Local man fights sickle cell
Published 12:00 am Monday, December 5, 2005
The Selma Times Journal
Steve Ray was diagnosed with sickle cell anemia as an infant.
He was ashamed of the disease growing up and throughout his school years, Ray kept his condition a well-guarded secret.
“I would sit out of school for a week or so and I’d come back and people would ask what’s wrong with me and I would make up something,” he said.
Now Ray, 32, isn’t ashamed anymore.
For over10 years Ray has volunteered for the Tri-County Southwest Alabama Sickle Cell Anemia Association. He said does a great deal of paperwork for the organization, but Ray also helps administer tests for sickle cell and educates the community about the disease.
“A lot of them look at me and say you don’t look like nothing’s wrong with you,” Ray said. “And I tell them you need to come to the hospital with me.”
Ray said it’s “very important” for the community to be aware sickle cell anemia.

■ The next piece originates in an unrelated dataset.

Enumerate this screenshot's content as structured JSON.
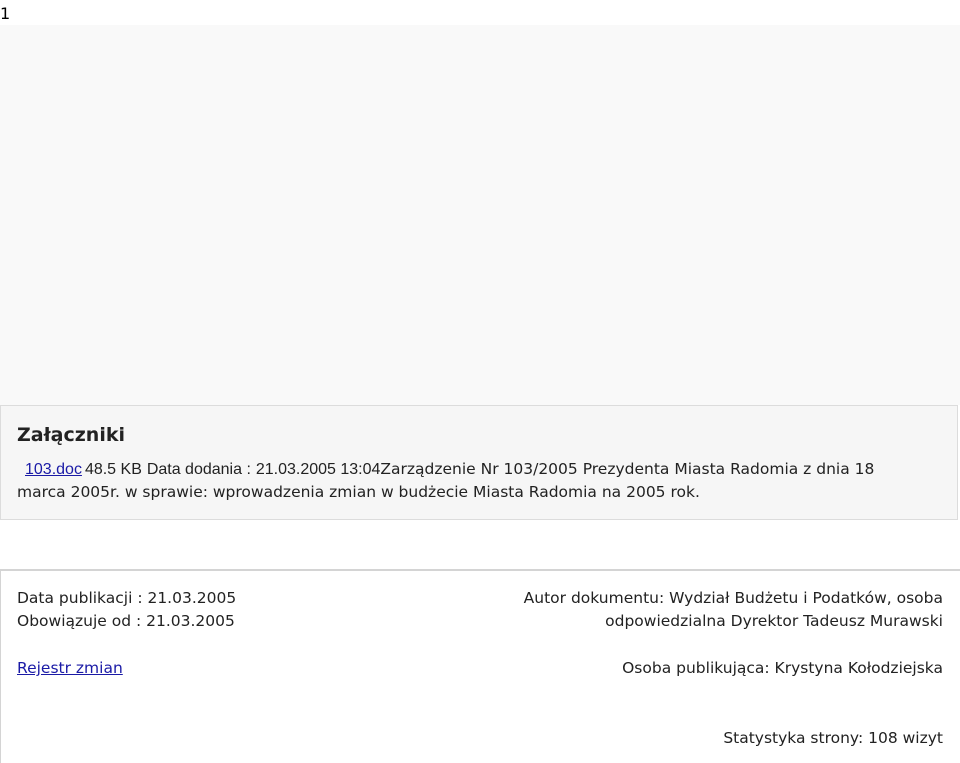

The disease is an inherited blood disorder that attacks red blood cells. The red blood cells become sickle-shaped or crescent-shaped and have difficulty passing through small blood vessels, affecting tissues, organs and tendons. When this happens, persons with sickle cell anemia experience excruciating pain.

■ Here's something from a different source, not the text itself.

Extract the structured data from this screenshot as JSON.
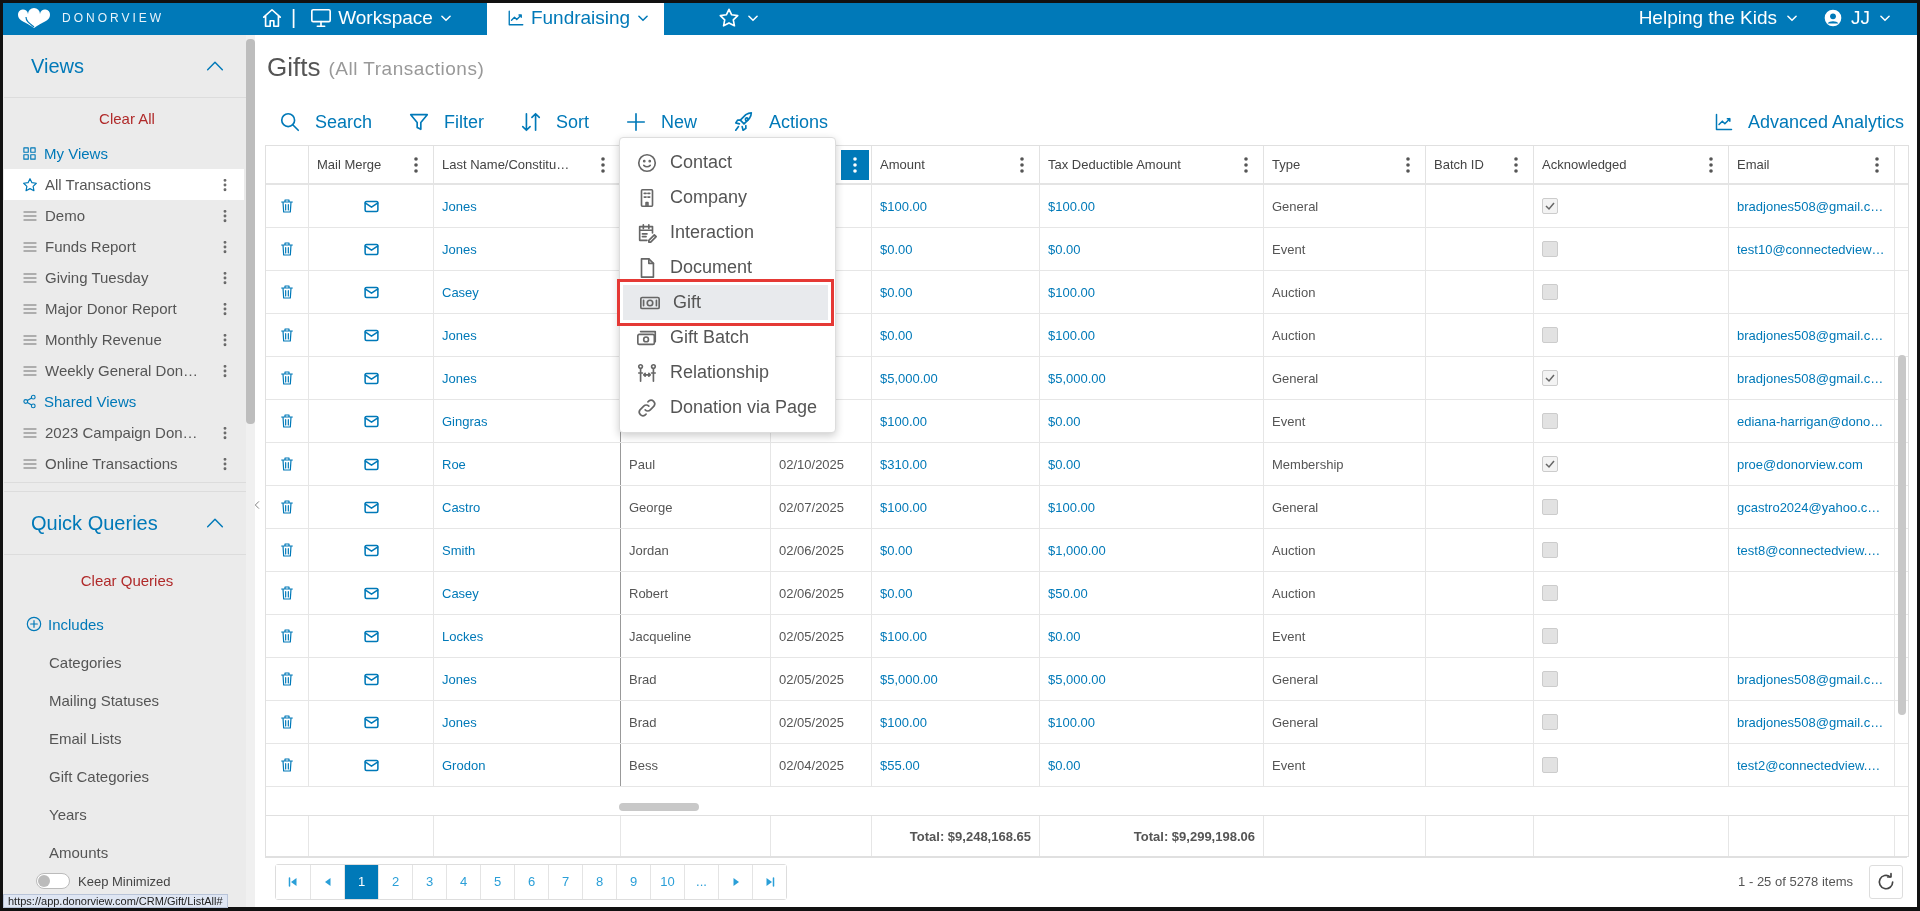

“Imagine stubbing your toe and that pain being 10 to 15 times worse all over your body,” Ray said.
In the U.S. it is estimated that over 70,000 people have sickle cell disease and about 1,000 infants are born with the disease each year according to the Sickle Cell Disease Association of America.
Sickle cell mostly affects people of African descent, but it is also present in Portuguese, Spanish, French Corsicans, Sardinians, Sicilians, mainland Italians, Greeks, Turks and Cypriots. There is no universal cure for the disease, but researchers are looking into gene therapy for a solution.

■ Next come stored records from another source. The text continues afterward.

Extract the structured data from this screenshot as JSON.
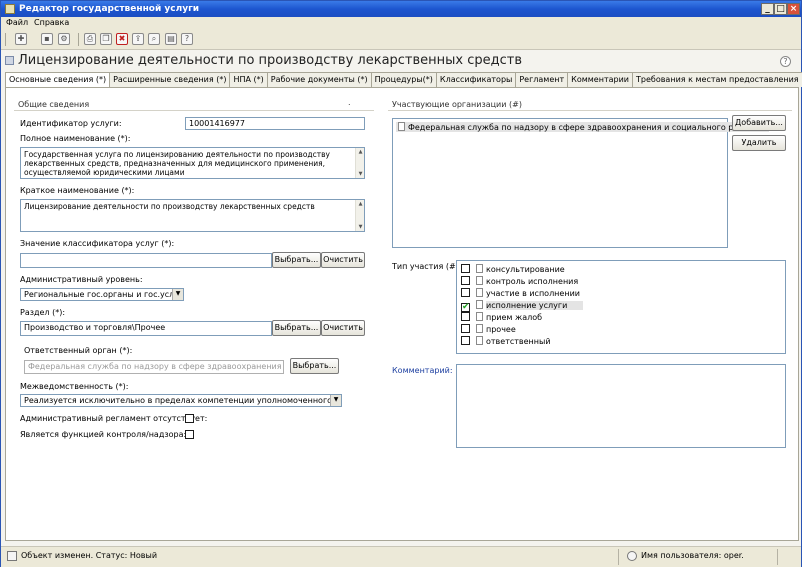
{
  "window": {
    "title": "Редактор государственной услуги"
  },
  "menu": {
    "file": "Файл",
    "help": "Справка"
  },
  "header": {
    "title": "Лицензирование деятельности по производству лекарственных средств"
  },
  "tabs": [
    {
      "label": "Основные сведения (*)"
    },
    {
      "label": "Расширенные сведения (*)"
    },
    {
      "label": "НПА (*)"
    },
    {
      "label": "Рабочие документы (*)"
    },
    {
      "label": "Процедуры(*)"
    },
    {
      "label": "Классификаторы"
    },
    {
      "label": "Регламент"
    },
    {
      "label": "Комментарии"
    },
    {
      "label": "Требования к местам предоставления"
    }
  ],
  "general": {
    "section_title": "Общие сведения",
    "id_label": "Идентификатор услуги:",
    "id_value": "10001416977",
    "fullname_label": "Полное наименование (*):",
    "fullname_value": "Государственная услуга по лицензированию деятельности по производству лекарственных средств, предназначенных для медицинского применения, осуществляемой юридическими лицами",
    "shortname_label": "Краткое наименование (*):",
    "shortname_value": "Лицензирование деятельности по производству лекарственных средств",
    "classifier_label": "Значение классификатора услуг (*):",
    "classifier_value": "",
    "admin_level_label": "Административный уровень:",
    "admin_level_value": "Региональные гос.органы и гос.услуги",
    "section_label": "Раздел (*):",
    "section_value": "Производство и торговля\\Прочее",
    "resp_label": "Ответственный орган (*):",
    "resp_value": "Федеральная служба по надзору в сфере здравоохранения и социальн",
    "interdept_label": "Межведомственность (*):",
    "interdept_value": "Реализуется исключительно в пределах компетенции уполномоченного органа вла",
    "no_regulation_label": "Административный регламент отсутствует:",
    "control_label": "Является функцией контроля/надзора:",
    "dot": "."
  },
  "buttons": {
    "choose": "Выбрать...",
    "clear": "Очистить",
    "add": "Добавить...",
    "delete": "Удалить"
  },
  "orgs": {
    "section_title": "Участвующие организации (#)",
    "items": [
      "Федеральная служба по надзору в сфере здравоохранения и социального развития"
    ],
    "participation_label": "Тип участия (#):",
    "participation": [
      {
        "label": "консультирование",
        "checked": false
      },
      {
        "label": "контроль исполнения",
        "checked": false
      },
      {
        "label": "участие в исполнении",
        "checked": false
      },
      {
        "label": "исполнение услуги",
        "checked": true
      },
      {
        "label": "прием жалоб",
        "checked": false
      },
      {
        "label": "прочее",
        "checked": false
      },
      {
        "label": "ответственный",
        "checked": false
      }
    ],
    "comment_label": "Комментарий:"
  },
  "status": {
    "left": "Объект изменен. Статус: Новый",
    "right": "Имя пользователя: oper."
  }
}
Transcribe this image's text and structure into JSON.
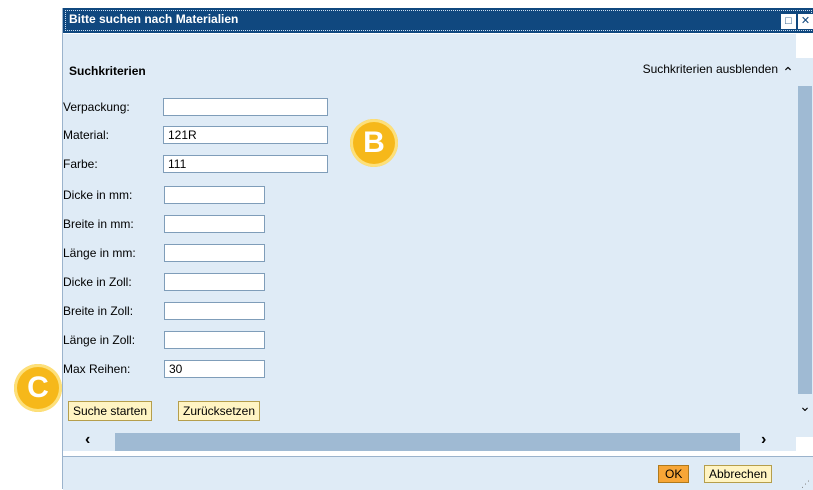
{
  "dialog": {
    "title": "Bitte suchen nach Materialien",
    "maximize_glyph": "□",
    "close_glyph": "✕"
  },
  "criteria": {
    "header": "Suchkriterien",
    "hide_link": "Suchkriterien ausblenden",
    "fields": [
      {
        "label": "Verpackung:",
        "value": ""
      },
      {
        "label": "Material:",
        "value": "121R"
      },
      {
        "label": "Farbe:",
        "value": "111"
      },
      {
        "label": "Dicke in mm:",
        "value": ""
      },
      {
        "label": "Breite in mm:",
        "value": ""
      },
      {
        "label": "Länge in mm:",
        "value": ""
      },
      {
        "label": "Dicke in Zoll:",
        "value": ""
      },
      {
        "label": "Breite in Zoll:",
        "value": ""
      },
      {
        "label": "Länge in Zoll:",
        "value": ""
      },
      {
        "label": "Max Reihen:",
        "value": "30"
      }
    ],
    "search_button": "Suche starten",
    "reset_button": "Zurücksetzen"
  },
  "footer": {
    "ok_button": "OK",
    "cancel_button": "Abbrechen"
  },
  "callouts": {
    "b": "B",
    "c": "C"
  },
  "icons": {
    "scroll_up": "chevron-up-icon",
    "scroll_down": "chevron-down-icon",
    "scroll_left": "chevron-left-icon",
    "scroll_right": "chevron-right-icon"
  }
}
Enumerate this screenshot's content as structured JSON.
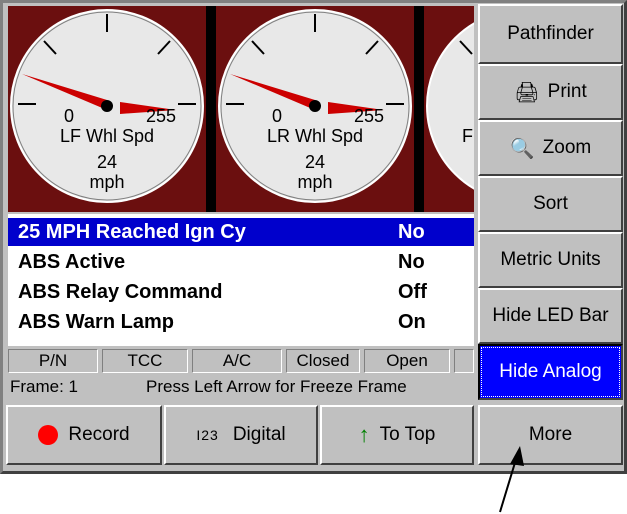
{
  "gauges": [
    {
      "label": "LF Whl Spd",
      "value": "24",
      "unit": "mph",
      "min": "0",
      "max": "255"
    },
    {
      "label": "LR Whl Spd",
      "value": "24",
      "unit": "mph",
      "min": "0",
      "max": "255"
    }
  ],
  "gauge3_partial": {
    "min": "(",
    "label": "F"
  },
  "sidebar": {
    "pathfinder": "Pathfinder",
    "print": "Print",
    "zoom": "Zoom",
    "sort": "Sort",
    "metric": "Metric Units",
    "hide_led": "Hide LED Bar",
    "hide_analog": "Hide Analog"
  },
  "params": [
    {
      "name": "25 MPH Reached Ign Cy",
      "value": "No",
      "selected": true
    },
    {
      "name": "ABS Active",
      "value": "No"
    },
    {
      "name": "ABS Relay Command",
      "value": "Off"
    },
    {
      "name": "ABS Warn Lamp",
      "value": "On"
    }
  ],
  "led_bar": [
    "P/N",
    "TCC",
    "A/C",
    "Closed",
    "Open"
  ],
  "status": {
    "frame": "Frame: 1",
    "message": "Press Left Arrow for Freeze Frame"
  },
  "bottom": {
    "record": "Record",
    "digital_icon": "I23",
    "digital": "Digital",
    "to_top": "To Top",
    "more": "More"
  },
  "colors": {
    "gauge_bg": "#6b0f0f",
    "needle": "#cc0000",
    "selection": "#0000cc",
    "active_button": "#0000ff",
    "record_dot": "#ff0000",
    "to_top_arrow": "#008000"
  }
}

Ray has underwent three hip replacements surgeries because of the disease, but continues to be an optimist in life.
“It takes a lot out of your life,” he said. “I try to have a positive outlook on life because if I didn’t it would get the best of me. I’m determined not to let it keep me down. I try to give it my all.”
In addition to volunteering at the Sickle Cell Anemia Association, Ray also volunteers at the Selma Disabilities Advocacy Program. He said both of his volunteer duties provide him an opportunity to “get out the house and do something.”
Instead of holding their heads down, Ray tells young people with sickle cell anemia today to hold their heads high and to not let the disease get the best of them.
“I just tell them it’s nothing to be ashamed of and it’s nothing they did to get the disease, they were just born that way,” he said. “I just tell them to pray and keep their heads up and stay encouraged.”